Senate Committee on Finance

Chair: Chuck Grassley


Projected Grade for the 116th Congress*

* Adjustments have been applied so that committees' grades are not lowered by the constraints on hearings caused by Covid-19 []

5 Investigative Oversight Hearings

14 Policy/Legislative Hearings

34 Total Hearings

Last updated: Oct. 9, 2020, 7:10 p.m.

With jurisdiction over taxes, trade, Medicare, Medicaid and other major health care legislation, Social Security and welfare reform, the committee’s work directly affects virtually every adult American. At 28 members, it is one of the Senate’s largest committees. Originally formed to raise money for the government through taxes and tariffs, its remit expanded into social welfare in the 1930s with the creation of Social Security, and into health care financing with the passage of Medicare and Medicaid in the 1960s. It produced President Obama’s Affordable Care Act of 2010 and President Trump’s Tax Cuts and Jobs Act of 2017. It votes on nominees for Treasury and Health and Human Services secretaries and the U.S. Trade Representative, but also has jurisdiction over certain parts of the Agriculture, Commerce, Homeland Security and Labor departments. The committee has six subcommittees: international trade, customs and global competitiveness; taxation and IRS oversight; Social Security, pensions and family policy; health care; energy, natural resources and infrastructure; and fiscal responsibility and economic growth.

Despite its vast influence, the committee has held fewer hearings than many other major committees over the 10-year period. Except for the 112th Congress (2011-12), when it held 83 hearings, the committee has held only 65 or fewer hearings over the other four Congresses. In the 115th Congress (2017-18) under Chair Orrin Hatch (R, Utah), when it passed President Trump’s tax cut, it held only 49 hearings, a drop from 57 in the previous Congress and the fewest of the 10-year period. The figure was the lowest among committees with major legislative responsibilities.

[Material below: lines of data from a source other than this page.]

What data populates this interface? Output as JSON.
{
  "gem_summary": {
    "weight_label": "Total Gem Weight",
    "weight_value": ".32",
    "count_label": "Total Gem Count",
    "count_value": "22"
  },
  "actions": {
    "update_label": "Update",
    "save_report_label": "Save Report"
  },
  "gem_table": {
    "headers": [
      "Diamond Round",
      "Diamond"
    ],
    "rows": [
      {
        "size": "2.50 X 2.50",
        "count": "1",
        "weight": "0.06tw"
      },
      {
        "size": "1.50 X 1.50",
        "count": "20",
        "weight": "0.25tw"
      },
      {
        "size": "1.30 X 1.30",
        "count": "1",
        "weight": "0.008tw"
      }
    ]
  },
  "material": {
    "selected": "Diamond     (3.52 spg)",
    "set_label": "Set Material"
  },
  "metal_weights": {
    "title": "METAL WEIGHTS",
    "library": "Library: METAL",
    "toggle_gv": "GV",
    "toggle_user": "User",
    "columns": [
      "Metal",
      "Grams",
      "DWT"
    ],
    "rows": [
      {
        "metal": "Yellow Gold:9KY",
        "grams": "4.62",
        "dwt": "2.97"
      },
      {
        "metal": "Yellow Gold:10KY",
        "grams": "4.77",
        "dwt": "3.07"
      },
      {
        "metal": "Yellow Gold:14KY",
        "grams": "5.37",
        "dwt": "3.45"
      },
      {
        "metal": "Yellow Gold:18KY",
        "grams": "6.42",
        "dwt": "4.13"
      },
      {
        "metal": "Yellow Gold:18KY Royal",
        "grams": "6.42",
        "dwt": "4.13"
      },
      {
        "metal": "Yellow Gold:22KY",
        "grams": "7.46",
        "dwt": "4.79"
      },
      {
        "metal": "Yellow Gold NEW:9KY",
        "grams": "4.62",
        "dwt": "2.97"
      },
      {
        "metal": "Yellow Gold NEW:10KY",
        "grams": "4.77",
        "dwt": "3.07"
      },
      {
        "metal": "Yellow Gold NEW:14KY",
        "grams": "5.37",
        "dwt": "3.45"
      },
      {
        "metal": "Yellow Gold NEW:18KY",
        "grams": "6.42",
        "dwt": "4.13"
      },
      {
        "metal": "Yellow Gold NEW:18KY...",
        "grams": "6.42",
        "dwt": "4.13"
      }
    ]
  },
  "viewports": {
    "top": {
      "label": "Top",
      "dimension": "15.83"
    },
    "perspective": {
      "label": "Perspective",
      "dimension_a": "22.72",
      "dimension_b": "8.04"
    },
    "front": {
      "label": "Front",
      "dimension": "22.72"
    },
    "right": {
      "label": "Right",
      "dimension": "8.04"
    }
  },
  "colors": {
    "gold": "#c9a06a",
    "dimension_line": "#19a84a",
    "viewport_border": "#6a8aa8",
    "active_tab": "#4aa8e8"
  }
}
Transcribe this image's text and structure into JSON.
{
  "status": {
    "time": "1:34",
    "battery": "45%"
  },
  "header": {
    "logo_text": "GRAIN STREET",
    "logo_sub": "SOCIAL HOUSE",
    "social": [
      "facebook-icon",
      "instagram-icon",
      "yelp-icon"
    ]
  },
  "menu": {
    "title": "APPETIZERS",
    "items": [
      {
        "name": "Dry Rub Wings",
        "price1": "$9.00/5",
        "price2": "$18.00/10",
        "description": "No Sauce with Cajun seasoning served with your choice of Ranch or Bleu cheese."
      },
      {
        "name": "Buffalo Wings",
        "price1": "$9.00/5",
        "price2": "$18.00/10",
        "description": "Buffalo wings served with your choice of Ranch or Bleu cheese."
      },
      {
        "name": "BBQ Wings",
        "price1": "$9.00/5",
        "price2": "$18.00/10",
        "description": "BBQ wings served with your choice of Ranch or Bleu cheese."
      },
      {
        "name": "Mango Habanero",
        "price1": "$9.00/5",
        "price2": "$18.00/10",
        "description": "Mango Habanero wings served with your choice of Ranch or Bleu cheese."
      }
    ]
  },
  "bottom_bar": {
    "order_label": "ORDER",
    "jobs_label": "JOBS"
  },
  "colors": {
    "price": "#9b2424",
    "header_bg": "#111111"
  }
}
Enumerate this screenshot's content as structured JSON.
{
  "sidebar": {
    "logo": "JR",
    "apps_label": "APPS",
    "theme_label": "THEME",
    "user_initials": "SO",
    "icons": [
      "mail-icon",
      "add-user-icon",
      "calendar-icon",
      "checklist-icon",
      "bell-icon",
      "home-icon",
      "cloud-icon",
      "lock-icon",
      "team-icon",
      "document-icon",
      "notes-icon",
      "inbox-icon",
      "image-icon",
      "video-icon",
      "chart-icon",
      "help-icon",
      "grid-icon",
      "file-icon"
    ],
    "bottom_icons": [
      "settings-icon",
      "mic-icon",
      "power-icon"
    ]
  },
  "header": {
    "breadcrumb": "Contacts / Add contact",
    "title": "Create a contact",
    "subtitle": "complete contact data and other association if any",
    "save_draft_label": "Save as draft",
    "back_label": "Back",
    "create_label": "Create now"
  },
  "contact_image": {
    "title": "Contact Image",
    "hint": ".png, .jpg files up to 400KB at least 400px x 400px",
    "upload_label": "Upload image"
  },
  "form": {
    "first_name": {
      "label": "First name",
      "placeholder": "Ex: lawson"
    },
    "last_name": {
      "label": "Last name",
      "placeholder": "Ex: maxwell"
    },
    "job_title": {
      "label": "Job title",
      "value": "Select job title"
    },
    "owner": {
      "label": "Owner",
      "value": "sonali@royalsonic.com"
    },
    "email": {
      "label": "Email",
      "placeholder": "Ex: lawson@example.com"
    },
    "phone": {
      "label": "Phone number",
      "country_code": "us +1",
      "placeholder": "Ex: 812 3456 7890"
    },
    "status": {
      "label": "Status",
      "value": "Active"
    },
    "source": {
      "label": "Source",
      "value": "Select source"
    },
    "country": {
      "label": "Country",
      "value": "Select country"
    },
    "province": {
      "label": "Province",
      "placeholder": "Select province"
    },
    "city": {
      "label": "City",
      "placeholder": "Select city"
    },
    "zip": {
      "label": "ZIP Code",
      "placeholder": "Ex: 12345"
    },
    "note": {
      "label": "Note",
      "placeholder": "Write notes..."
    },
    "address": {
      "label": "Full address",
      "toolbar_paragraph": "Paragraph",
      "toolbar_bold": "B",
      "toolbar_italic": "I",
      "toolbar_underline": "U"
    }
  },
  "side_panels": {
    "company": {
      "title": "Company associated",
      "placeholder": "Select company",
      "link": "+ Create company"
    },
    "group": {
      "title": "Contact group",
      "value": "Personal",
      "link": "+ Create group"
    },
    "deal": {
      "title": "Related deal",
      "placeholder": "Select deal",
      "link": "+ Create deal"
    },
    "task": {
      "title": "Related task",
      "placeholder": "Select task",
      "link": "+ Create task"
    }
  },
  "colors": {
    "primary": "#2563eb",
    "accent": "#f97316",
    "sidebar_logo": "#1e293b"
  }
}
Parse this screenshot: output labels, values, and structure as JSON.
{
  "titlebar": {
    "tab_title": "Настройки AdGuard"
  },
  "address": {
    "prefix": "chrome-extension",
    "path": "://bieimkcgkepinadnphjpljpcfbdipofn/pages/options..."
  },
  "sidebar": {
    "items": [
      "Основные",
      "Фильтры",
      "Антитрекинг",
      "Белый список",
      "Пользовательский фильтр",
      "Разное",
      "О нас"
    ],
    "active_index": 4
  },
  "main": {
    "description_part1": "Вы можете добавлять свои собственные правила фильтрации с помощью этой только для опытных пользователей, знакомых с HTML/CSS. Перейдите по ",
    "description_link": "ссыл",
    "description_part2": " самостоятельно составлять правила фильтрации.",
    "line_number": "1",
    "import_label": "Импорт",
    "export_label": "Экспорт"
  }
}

The committee does relatively little policy and legislative oversight compared to other major committees. Such hearings typically take up less than half the committee’s hearing schedule. In the 115th Congress under Chair Hatch, it held only 17 policy and legislative hearings, a drop from 24 in the previous Congress and the committee’s lowest figure for the 10-year-period. It was the second-lowest among major committees after the Agriculture committee, which held 11, and less than the Health, Education, Labor and Pensions committee, which held 19.

The committee historically has held few investigative oversight hearings, averaging a bit more than one per Congress. It conducted no investigative oversight hearings in the 115th Congress, one of six committees without any such hearings.


111th Congress: Max Baucus (D-MT)

112th Congress: Max Baucus (D-MT)

113th Congress: Max Baucus (D-MT) [Ron Wyden (D-OR)]

114th Congress: Orrin Hatch (R-UT)

115th Congress: Orrin Hatch (R-UT)

116th Congress: Chuck Grassley (R-IA)

Current Congress

We are 99% of the way through the 116th Congress

Senate Committee on Finance

5 Investigative Oversight Hearings; 100% historical maximum
14 Policy/Legislative Hearings; 48% historical maximum
34 Total Hearings; 49% historical maximum

Committee History

Number of Hearings
Committee Hearing Performance
Investigative/Oversight Policy/Legislative Total Hearings Score Grade
111th Congress 1 33 65 90% A-
112th Congress 0 35 83 100% A
113th Congress 2 24 64 82% B
114th Congress 3 24 57 82% B
115th Congress 0 17 49 54% F
116th Congress* 5 14 34 77% C
Historical average 1.8 24.5 58.7

* Adjustments have been applied so that committees' grades are not lowered by the constraints on hearings caused by Covid-19 []

Number of Hearings

--- Historical Average

Hearings held by the
Senate Committee on Finance

Date Hearing Title Committee Category